I’ve been playing around with Google+. As others have stated, it’s Google’s best foray into social networking. It’s an impressive product, defined by Google’s typical clean interface. The idea of “circles” is somewhat related to Twitter Lists and is helpful for organizing friends/colleagues and tracking different activity streams. Within our research on social network software at Athabasca University (the Elgg-based The Landing), we (mainly Jon Dron, actually) have been looking at ways to create different representations of activity streams to meet the needs of different contexts. Elgg – with its varied activity feed – is an early implementation of Circles. In fact, Elgg was far enough ahead of both Facebook and Google that only this year – with Facebook’s Groups and Google’s Circles – have popular SNS offerings caught up with what has been central to ELgg for several years.
In spite of the promising state of G+, I have a few concerns. Some are small – such as “what kind of a goofy URL have you foisted upon us Google” – mine is: https://plus.google.com/112869117429645144444/. Yes, I’ll remember that. “I’m gsiemens on Facebook and Twitter. If you want to connect with me on G+, I’m 11286911….”
Other concerns are significant and may represent a misunderstanding on Google’s part about how people structure themselves in personal networks. Most evident is Google’s power law making network ways in G+. While power laws (Pareto’s Principle) may exist in many areas of our lives – banking, TV watching habits, book purchases – they are surprisingly absent at a personal level. Yes, I likely respond to a small cluster of blogs and tweets that I encounter. But my personal networks – family and friends – don’t seem to have the power law structure of my public identity. For example, I move fairly fluidly between my personal networks. Facebook gets this. I’ve had very few “way out there” friend suggestions on Facebook.
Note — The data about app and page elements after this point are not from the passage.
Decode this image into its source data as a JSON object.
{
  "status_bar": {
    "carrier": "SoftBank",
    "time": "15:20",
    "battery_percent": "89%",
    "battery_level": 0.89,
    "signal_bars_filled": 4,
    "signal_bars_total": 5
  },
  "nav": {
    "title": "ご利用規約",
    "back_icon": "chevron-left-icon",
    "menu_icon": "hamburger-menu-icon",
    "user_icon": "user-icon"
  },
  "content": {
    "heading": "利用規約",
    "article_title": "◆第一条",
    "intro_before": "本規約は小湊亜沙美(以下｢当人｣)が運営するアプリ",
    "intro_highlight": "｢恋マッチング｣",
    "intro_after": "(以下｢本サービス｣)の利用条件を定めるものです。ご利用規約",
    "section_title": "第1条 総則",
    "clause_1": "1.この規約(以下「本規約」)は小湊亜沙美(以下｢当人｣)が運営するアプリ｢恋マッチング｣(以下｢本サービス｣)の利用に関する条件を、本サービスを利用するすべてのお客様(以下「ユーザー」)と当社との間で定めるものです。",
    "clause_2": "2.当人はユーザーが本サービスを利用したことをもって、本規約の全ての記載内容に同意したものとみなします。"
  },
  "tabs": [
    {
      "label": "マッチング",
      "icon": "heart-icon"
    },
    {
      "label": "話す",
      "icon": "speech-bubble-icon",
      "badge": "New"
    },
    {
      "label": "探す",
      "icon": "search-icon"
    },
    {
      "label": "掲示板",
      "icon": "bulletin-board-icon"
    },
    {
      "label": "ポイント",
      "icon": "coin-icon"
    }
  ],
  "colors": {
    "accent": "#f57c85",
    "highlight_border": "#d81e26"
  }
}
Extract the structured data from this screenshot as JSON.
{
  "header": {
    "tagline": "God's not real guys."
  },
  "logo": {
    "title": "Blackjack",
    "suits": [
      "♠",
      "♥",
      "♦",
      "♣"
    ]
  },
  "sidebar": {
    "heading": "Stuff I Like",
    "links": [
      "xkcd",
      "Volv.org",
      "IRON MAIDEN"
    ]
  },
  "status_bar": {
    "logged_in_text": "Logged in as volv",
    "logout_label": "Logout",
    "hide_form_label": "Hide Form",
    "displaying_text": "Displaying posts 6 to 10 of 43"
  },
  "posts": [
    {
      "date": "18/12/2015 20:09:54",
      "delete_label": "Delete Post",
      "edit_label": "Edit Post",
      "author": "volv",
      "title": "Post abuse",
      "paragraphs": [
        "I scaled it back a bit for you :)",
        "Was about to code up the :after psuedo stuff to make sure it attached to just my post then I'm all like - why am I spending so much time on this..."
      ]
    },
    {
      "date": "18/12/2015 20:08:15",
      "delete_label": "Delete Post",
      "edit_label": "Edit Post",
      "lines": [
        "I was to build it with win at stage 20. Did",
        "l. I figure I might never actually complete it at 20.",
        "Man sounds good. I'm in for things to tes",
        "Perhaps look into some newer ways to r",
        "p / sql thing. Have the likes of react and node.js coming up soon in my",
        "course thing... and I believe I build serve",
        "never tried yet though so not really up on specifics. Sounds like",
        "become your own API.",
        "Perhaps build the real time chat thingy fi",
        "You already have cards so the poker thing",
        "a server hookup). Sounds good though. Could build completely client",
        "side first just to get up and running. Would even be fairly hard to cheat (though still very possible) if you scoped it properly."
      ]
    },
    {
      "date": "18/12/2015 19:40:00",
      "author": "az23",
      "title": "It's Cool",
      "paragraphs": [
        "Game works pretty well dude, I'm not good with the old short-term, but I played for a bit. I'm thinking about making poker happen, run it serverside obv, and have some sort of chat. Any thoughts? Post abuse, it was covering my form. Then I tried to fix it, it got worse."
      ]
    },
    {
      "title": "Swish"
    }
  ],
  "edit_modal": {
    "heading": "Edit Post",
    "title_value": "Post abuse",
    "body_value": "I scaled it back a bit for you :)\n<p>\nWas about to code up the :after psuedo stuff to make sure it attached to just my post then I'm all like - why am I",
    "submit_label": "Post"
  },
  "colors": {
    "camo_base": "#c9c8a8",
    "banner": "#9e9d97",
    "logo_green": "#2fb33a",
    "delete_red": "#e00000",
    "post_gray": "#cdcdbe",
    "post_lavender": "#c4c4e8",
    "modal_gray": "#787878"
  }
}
G+, on the other hand, has been busy trying to make kings of a few: Robert Scoble, Mike Arrington, Loic Le Muer, Mark Zuckerberg, and so on. (Techcrunch addresses this issue as well.) I have precisely zero interest in those people. Nothing in my email history indicates that I would like to connect with them. Google’s algorithm is whacked on how it recommends friends: it is recommending them based on power laws (who is most popular) not on my personal interests. This is a fundamental and significant misunderstanding of social networks. Network properties are different at a personal and social level than they are in public spaces. Worse, G+ is, with this friending approach, altering the influence of individuals in networks. Personal networks don’t need Lady Gaga’s. Public networks do. Google doesn’t get that.
For some reason that I’m not fully clear on, I’m concerned that Google is more in the mode of gaming networks than in helping people connect to people that matter or are personally interesting. Is the intent to get early tech geek adopters to fall in love with G+ and feel invested because they have tremendous follower counts? If so, then there is some hope for G+. They just have to recommending by generic network/power law algorithms and start recommending by MY personal interest and existing network. If G+ isn’t recommending based on driving geek adoption, then I’m afraid Google doesn’t understand the distinction between networks as a mathematical entity and networks as a personal, lived, experience.